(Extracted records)
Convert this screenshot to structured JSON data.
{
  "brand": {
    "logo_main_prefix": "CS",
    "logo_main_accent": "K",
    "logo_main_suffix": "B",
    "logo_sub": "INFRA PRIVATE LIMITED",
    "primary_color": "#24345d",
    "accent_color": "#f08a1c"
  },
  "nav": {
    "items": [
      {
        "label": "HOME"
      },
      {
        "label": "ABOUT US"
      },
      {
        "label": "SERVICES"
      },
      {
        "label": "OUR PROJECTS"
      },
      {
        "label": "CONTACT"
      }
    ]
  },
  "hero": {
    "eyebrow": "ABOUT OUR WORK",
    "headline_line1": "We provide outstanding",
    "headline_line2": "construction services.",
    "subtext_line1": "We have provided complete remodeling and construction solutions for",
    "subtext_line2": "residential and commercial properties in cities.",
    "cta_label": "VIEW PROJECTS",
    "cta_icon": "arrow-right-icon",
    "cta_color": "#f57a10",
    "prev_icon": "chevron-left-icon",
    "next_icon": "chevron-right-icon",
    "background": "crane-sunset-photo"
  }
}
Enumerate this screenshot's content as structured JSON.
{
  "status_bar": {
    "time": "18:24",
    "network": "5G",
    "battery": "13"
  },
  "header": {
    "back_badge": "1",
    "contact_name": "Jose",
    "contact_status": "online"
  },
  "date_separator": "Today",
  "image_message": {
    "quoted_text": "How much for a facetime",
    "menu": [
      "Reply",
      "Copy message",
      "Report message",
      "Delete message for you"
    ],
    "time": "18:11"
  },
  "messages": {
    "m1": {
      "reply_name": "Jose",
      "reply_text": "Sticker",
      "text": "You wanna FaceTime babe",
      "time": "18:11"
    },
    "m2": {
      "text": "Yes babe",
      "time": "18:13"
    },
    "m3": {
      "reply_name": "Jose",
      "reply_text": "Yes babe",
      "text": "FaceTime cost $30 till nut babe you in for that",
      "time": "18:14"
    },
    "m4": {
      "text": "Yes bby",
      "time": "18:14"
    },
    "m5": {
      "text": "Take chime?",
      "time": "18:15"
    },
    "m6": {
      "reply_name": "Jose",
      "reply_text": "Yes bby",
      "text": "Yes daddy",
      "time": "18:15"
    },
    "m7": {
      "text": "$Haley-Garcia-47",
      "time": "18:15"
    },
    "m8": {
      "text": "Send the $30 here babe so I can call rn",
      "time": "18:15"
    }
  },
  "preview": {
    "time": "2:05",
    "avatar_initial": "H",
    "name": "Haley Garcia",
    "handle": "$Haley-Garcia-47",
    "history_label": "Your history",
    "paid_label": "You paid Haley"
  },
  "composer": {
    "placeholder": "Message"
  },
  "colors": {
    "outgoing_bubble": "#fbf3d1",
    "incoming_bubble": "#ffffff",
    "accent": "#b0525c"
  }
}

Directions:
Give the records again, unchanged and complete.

Answer for the task:
Convert this screenshot to structured JSON data.
{
  "brand": {
    "logo_main_prefix": "CS",
    "logo_main_accent": "K",
    "logo_main_suffix": "B",
    "logo_sub": "INFRA PRIVATE LIMITED",
    "primary_color": "#24345d",
    "accent_color": "#f08a1c"
  },
  "nav": {
    "items": [
      {
        "label": "HOME"
      },
      {
        "label": "ABOUT US"
      },
      {
        "label": "SERVICES"
      },
      {
        "label": "OUR PROJECTS"
      },
      {
        "label": "CONTACT"
      }
    ]
  },
  "hero": {
    "eyebrow": "ABOUT OUR WORK",
    "headline_line1": "We provide outstanding",
    "headline_line2": "construction services.",
    "subtext_line1": "We have provided complete remodeling and construction solutions for",
    "subtext_line2": "residential and commercial properties in cities.",
    "cta_label": "VIEW PROJECTS",
    "cta_icon": "arrow-right-icon",
    "cta_color": "#f57a10",
    "prev_icon": "chevron-left-icon",
    "next_icon": "chevron-right-icon",
    "background": "crane-sunset-photo"
  }
}
Enumerate this screenshot's content as structured JSON.
{
  "status_bar": {
    "time": "18:24",
    "network": "5G",
    "battery": "13"
  },
  "header": {
    "back_badge": "1",
    "contact_name": "Jose",
    "contact_status": "online"
  },
  "date_separator": "Today",
  "image_message": {
    "quoted_text": "How much for a facetime",
    "menu": [
      "Reply",
      "Copy message",
      "Report message",
      "Delete message for you"
    ],
    "time": "18:11"
  },
  "messages": {
    "m1": {
      "reply_name": "Jose",
      "reply_text": "Sticker",
      "text": "You wanna FaceTime babe",
      "time": "18:11"
    },
    "m2": {
      "text": "Yes babe",
      "time": "18:13"
    },
    "m3": {
      "reply_name": "Jose",
      "reply_text": "Yes babe",
      "text": "FaceTime cost $30 till nut babe you in for that",
      "time": "18:14"
    },
    "m4": {
      "text": "Yes bby",
      "time": "18:14"
    },
    "m5": {
      "text": "Take chime?",
      "time": "18:15"
    },
    "m6": {
      "reply_name": "Jose",
      "reply_text": "Yes bby",
      "text": "Yes daddy",
      "time": "18:15"
    },
    "m7": {
      "text": "$Haley-Garcia-47",
      "time": "18:15"
    },
    "m8": {
      "text": "Send the $30 here babe so I can call rn",
      "time": "18:15"
    }
  },
  "preview": {
    "time": "2:05",
    "avatar_initial": "H",
    "name": "Haley Garcia",
    "handle": "$Haley-Garcia-47",
    "history_label": "Your history",
    "paid_label": "You paid Haley"
  },
  "composer": {
    "placeholder": "Message"
  },
  "colors": {
    "outgoing_bubble": "#fbf3d1",
    "incoming_bubble": "#ffffff",
    "accent": "#b0525c"
  }
}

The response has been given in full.